"I would say it's an average number for a group of people seeking a nomination," said Seifert. "When (Tim) Pawlenty was governor, the Democrats had a big field and had a three-way primary with Margaret Anderson Kelliher, Matt Entenza and Dayton."
Seifert, who grew up on a small, family farm near Clements, has a little history on his side when it comes to rural legislators finding some success in the gubernatorial race. Kelliher, a fellow small-town politician (she was raised on a dairy farm in Blue Earth County), won the party's endorsement that year when Minneapolis Mayor R.T. Rybak dropped out after six convention ballots. She then lost a close primary election to Dayton.
Seifert is keeping an open mind in terms of running in a primary if he doesn't receive the endorsement. He is aware he doesn't have the finances some of the other candidates do but knows there's more to running a successful campaign than spending lots of money.
"Entenza spent well over a million dollars in the (2010) primary and got 13 percent of the votes," Seifert said. "It's really about getting out there. Dayton drove to all 87 counties of Minnesota; of course, he had good name recognition, but I think I do, too."
Seifert said he will run a "very, very aggressive campaign" and that a race with this kind of competition will benefit whoever survives the primary.
"I think competition is good," he said. "You'll have a better-quality candidate because we'll all be sharpening our skills and will be polished. (With this many candidates) you'll have to work very hard to earn the support of the people. If you're just doing a layup and nobody's in competition with you, sometimes candidates can get a little bit lackadaisical."

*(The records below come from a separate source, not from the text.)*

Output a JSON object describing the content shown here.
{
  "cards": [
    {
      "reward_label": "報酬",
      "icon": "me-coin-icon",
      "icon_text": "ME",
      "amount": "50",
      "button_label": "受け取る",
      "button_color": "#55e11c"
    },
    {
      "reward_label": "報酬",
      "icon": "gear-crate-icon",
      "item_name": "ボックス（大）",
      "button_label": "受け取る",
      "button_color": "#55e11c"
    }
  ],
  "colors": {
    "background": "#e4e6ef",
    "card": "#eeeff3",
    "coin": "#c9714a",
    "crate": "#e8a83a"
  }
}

Seifert hasn't committed to ending his campaign if someone else is endorsed.